TO DO | Set down the line that has "Serialize everything readable" and each line beneath it, through the last line of the entries, exactly and with no others.

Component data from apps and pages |
•••

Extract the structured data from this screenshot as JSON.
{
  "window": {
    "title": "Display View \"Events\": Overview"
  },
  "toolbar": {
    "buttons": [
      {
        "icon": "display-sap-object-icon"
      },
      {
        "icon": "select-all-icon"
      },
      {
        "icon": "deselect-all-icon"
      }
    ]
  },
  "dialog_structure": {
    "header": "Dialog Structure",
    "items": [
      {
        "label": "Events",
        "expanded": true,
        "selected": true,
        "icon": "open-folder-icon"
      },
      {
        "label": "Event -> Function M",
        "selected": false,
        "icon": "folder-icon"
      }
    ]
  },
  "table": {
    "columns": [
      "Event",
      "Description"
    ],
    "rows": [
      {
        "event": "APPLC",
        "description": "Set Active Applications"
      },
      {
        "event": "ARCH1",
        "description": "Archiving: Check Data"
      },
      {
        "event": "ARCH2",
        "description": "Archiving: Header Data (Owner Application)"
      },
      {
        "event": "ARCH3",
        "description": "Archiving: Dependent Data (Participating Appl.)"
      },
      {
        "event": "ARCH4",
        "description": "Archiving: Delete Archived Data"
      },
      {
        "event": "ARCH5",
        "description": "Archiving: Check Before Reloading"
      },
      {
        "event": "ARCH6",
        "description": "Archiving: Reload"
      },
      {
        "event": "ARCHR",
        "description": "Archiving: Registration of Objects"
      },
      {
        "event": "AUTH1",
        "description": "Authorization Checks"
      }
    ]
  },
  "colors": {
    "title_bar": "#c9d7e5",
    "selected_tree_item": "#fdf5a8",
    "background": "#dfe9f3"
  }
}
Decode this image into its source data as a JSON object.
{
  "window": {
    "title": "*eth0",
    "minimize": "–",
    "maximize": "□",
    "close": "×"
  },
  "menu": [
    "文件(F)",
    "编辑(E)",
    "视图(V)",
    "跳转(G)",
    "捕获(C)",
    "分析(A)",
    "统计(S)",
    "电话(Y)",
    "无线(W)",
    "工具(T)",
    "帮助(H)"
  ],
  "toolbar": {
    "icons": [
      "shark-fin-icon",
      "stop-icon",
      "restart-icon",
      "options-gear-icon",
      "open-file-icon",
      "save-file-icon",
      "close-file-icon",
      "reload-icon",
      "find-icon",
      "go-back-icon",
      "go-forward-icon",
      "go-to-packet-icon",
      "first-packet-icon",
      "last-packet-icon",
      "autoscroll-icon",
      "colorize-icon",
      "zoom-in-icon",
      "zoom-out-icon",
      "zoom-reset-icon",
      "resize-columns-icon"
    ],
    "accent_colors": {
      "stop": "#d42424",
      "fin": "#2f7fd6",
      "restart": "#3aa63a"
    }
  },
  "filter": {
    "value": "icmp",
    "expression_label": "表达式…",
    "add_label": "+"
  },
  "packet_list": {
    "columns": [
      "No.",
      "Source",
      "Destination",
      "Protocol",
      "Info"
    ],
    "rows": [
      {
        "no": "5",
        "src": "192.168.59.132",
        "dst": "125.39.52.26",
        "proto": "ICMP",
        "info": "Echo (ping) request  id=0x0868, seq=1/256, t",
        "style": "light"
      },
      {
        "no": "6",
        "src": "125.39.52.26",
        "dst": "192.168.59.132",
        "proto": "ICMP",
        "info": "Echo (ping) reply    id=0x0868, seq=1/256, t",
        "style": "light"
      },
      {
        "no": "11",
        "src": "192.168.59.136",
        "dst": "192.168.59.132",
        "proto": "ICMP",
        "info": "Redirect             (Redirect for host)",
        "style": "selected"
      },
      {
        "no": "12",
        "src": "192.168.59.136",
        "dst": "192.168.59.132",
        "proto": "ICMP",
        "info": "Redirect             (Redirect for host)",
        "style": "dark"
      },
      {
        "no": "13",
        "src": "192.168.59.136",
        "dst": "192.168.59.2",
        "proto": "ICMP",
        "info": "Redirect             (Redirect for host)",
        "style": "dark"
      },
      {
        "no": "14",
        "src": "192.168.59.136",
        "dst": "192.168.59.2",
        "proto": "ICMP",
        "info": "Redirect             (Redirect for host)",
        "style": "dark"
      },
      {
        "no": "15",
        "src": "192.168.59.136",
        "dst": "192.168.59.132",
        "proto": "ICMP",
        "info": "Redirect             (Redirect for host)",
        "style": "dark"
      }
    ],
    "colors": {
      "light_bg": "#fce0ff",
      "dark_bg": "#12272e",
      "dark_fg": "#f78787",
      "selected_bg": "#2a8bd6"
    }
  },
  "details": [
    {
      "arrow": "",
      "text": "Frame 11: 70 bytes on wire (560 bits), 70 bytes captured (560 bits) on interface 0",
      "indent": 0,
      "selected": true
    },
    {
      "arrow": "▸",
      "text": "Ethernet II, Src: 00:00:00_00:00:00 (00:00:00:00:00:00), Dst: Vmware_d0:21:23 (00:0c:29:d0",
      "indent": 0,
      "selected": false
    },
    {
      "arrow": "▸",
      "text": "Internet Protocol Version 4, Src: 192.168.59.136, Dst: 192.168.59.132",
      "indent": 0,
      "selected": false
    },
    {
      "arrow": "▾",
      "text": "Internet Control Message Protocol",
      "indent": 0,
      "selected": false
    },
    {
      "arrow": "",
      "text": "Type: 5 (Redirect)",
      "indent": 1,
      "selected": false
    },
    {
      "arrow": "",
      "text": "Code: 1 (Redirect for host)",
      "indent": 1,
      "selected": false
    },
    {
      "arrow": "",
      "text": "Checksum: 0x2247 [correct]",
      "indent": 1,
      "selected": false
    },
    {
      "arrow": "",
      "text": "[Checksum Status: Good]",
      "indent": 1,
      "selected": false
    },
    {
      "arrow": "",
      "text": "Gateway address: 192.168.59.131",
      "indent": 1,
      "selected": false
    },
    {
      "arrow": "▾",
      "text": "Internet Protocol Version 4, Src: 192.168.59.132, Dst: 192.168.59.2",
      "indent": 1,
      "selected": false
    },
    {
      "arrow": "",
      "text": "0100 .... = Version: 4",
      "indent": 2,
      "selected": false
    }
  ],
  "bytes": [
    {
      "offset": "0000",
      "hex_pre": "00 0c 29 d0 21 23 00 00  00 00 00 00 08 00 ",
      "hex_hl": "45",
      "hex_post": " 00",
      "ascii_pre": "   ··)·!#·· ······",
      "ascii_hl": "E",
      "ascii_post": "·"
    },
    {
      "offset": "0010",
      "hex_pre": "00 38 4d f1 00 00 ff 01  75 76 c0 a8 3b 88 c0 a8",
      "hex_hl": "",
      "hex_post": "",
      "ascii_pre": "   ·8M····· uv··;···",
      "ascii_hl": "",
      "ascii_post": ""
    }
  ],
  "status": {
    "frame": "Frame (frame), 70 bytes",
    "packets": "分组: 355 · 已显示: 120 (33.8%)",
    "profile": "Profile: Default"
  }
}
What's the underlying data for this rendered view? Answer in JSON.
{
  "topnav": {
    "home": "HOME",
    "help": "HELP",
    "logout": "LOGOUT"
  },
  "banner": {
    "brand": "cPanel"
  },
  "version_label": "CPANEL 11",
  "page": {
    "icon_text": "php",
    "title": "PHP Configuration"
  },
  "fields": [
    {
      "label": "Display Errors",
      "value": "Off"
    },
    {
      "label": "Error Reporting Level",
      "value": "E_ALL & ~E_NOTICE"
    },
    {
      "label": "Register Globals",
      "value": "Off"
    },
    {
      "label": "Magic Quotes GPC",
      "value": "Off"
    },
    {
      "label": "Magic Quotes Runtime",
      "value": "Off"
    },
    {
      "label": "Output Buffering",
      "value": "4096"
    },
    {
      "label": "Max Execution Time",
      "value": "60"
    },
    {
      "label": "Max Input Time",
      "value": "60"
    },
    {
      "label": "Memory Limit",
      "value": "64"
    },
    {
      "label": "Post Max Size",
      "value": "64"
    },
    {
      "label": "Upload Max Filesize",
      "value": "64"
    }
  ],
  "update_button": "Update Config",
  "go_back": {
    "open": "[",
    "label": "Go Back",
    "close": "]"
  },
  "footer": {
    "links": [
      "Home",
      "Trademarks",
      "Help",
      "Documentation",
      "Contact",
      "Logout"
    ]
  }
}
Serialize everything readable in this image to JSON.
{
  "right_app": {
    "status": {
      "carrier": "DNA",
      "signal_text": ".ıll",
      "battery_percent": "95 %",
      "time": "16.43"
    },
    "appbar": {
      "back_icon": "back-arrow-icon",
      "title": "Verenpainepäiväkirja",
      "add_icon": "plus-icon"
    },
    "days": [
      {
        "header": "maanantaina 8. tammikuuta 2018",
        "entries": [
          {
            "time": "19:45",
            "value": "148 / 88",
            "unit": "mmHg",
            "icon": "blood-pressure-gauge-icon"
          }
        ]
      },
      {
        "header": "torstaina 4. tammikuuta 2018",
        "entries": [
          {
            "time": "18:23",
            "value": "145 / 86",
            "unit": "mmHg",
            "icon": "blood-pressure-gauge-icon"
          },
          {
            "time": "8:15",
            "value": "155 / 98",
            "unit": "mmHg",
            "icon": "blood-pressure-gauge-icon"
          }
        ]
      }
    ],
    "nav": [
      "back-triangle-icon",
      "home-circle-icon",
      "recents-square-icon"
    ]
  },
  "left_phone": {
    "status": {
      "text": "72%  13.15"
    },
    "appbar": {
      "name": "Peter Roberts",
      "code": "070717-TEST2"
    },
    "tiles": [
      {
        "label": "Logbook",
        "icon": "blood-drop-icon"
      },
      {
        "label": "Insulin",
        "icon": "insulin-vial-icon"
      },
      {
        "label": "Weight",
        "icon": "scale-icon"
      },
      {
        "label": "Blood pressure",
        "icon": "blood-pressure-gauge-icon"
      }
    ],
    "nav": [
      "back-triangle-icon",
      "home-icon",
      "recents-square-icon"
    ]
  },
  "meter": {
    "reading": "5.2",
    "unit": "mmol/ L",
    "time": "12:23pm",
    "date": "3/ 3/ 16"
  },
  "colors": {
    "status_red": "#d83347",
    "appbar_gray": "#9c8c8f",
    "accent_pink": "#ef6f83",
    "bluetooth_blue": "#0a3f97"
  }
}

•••

EXERCISE RESULT |
Serialize everything readable in this image to JSON.
{
  "right_app": {
    "status": {
      "carrier": "DNA",
      "signal_text": ".ıll",
      "battery_percent": "95 %",
      "time": "16.43"
    },
    "appbar": {
      "back_icon": "back-arrow-icon",
      "title": "Verenpainepäiväkirja",
      "add_icon": "plus-icon"
    },
    "days": [
      {
        "header": "maanantaina 8. tammikuuta 2018",
        "entries": [
          {
            "time": "19:45",
            "value": "148 / 88",
            "unit": "mmHg",
            "icon": "blood-pressure-gauge-icon"
          }
        ]
      },
      {
        "header": "torstaina 4. tammikuuta 2018",
        "entries": [
          {
            "time": "18:23",
            "value": "145 / 86",
            "unit": "mmHg",
            "icon": "blood-pressure-gauge-icon"
          },
          {
            "time": "8:15",
            "value": "155 / 98",
            "unit": "mmHg",
            "icon": "blood-pressure-gauge-icon"
          }
        ]
      }
    ],
    "nav": [
      "back-triangle-icon",
      "home-circle-icon",
      "recents-square-icon"
    ]
  },
  "left_phone": {
    "status": {
      "text": "72%  13.15"
    },
    "appbar": {
      "name": "Peter Roberts",
      "code": "070717-TEST2"
    },
    "tiles": [
      {
        "label": "Logbook",
        "icon": "blood-drop-icon"
      },
      {
        "label": "Insulin",
        "icon": "insulin-vial-icon"
      },
      {
        "label": "Weight",
        "icon": "scale-icon"
      },
      {
        "label": "Blood pressure",
        "icon": "blood-pressure-gauge-icon"
      }
    ],
    "nav": [
      "back-triangle-icon",
      "home-icon",
      "recents-square-icon"
    ]
  },
  "meter": {
    "reading": "5.2",
    "unit": "mmol/ L",
    "time": "12:23pm",
    "date": "3/ 3/ 16"
  },
  "colors": {
    "status_red": "#d83347",
    "appbar_gray": "#9c8c8f",
    "accent_pink": "#ef6f83",
    "bluetooth_blue": "#0a3f97"
  }
}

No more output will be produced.